Start of Block
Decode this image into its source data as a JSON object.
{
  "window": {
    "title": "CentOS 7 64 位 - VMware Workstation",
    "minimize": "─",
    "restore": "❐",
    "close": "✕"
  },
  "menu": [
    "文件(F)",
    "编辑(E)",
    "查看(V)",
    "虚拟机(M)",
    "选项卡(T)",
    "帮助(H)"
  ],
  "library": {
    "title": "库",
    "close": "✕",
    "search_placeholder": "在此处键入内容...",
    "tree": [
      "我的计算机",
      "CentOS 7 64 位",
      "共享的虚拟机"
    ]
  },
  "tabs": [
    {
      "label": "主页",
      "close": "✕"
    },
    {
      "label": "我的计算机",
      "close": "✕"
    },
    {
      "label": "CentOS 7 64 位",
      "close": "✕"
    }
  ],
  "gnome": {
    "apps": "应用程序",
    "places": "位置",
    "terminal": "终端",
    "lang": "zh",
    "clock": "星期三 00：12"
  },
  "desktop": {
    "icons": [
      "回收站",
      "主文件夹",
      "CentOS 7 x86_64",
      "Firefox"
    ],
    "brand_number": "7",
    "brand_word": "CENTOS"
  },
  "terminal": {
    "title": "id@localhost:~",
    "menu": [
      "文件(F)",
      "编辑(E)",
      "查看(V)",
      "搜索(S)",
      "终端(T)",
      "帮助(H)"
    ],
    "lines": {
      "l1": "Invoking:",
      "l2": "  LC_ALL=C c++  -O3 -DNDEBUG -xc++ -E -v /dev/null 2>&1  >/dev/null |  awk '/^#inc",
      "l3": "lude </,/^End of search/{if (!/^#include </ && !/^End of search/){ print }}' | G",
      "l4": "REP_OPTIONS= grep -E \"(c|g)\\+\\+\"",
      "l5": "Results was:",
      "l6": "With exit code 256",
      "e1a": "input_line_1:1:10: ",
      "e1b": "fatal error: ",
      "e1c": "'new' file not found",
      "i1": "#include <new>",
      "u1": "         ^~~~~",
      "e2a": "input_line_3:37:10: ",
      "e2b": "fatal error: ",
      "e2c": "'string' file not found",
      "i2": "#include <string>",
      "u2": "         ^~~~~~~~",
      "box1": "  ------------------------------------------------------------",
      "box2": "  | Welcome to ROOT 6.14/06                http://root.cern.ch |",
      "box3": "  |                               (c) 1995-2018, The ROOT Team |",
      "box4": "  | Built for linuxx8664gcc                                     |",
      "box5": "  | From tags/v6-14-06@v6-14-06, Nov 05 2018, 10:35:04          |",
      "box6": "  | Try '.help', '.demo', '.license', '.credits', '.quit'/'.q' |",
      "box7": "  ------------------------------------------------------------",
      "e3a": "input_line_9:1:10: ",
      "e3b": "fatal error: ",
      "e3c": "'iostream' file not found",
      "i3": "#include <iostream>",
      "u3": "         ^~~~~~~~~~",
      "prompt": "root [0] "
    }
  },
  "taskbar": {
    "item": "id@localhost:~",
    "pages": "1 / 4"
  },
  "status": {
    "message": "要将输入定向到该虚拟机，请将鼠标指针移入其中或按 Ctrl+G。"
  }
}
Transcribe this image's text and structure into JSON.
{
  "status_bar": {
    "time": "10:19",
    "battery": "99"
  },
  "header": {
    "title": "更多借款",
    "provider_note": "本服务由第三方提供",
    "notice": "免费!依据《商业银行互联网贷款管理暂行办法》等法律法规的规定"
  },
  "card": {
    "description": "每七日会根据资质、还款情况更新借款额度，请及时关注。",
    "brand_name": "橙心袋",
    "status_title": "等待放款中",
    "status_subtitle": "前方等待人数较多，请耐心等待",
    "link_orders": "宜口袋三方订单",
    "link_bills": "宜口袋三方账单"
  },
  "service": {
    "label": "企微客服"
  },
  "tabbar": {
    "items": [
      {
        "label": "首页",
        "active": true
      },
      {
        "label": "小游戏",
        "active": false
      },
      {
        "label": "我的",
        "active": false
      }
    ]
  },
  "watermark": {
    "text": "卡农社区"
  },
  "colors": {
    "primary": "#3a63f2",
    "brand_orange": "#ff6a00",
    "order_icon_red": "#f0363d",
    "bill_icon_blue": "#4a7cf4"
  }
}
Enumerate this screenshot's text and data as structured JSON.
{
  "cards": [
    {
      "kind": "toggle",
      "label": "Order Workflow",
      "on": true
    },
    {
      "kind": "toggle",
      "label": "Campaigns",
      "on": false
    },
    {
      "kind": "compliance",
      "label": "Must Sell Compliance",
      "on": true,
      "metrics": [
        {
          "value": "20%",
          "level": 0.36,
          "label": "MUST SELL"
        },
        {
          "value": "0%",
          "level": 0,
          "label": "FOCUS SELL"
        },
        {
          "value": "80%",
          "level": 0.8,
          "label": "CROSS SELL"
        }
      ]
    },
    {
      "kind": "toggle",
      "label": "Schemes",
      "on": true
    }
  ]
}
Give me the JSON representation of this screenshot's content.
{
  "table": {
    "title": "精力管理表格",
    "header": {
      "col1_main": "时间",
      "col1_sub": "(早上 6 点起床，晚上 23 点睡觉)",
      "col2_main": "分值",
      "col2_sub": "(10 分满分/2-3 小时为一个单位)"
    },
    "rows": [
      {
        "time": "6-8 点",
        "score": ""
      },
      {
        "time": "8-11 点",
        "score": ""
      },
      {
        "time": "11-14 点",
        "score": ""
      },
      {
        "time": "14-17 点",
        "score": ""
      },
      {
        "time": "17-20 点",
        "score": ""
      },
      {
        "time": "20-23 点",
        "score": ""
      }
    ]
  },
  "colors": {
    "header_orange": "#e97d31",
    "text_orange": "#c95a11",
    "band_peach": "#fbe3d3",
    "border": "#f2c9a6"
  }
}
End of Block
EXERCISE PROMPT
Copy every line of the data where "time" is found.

PROBLEM SOLUTION
    "time": "10:19",
        "time": "6-8 点",
        "time": "8-11 点",
        "time": "11-14 点",
        "time": "14-17 点",
        "time": "17-20 点",
        "time": "20-23 点",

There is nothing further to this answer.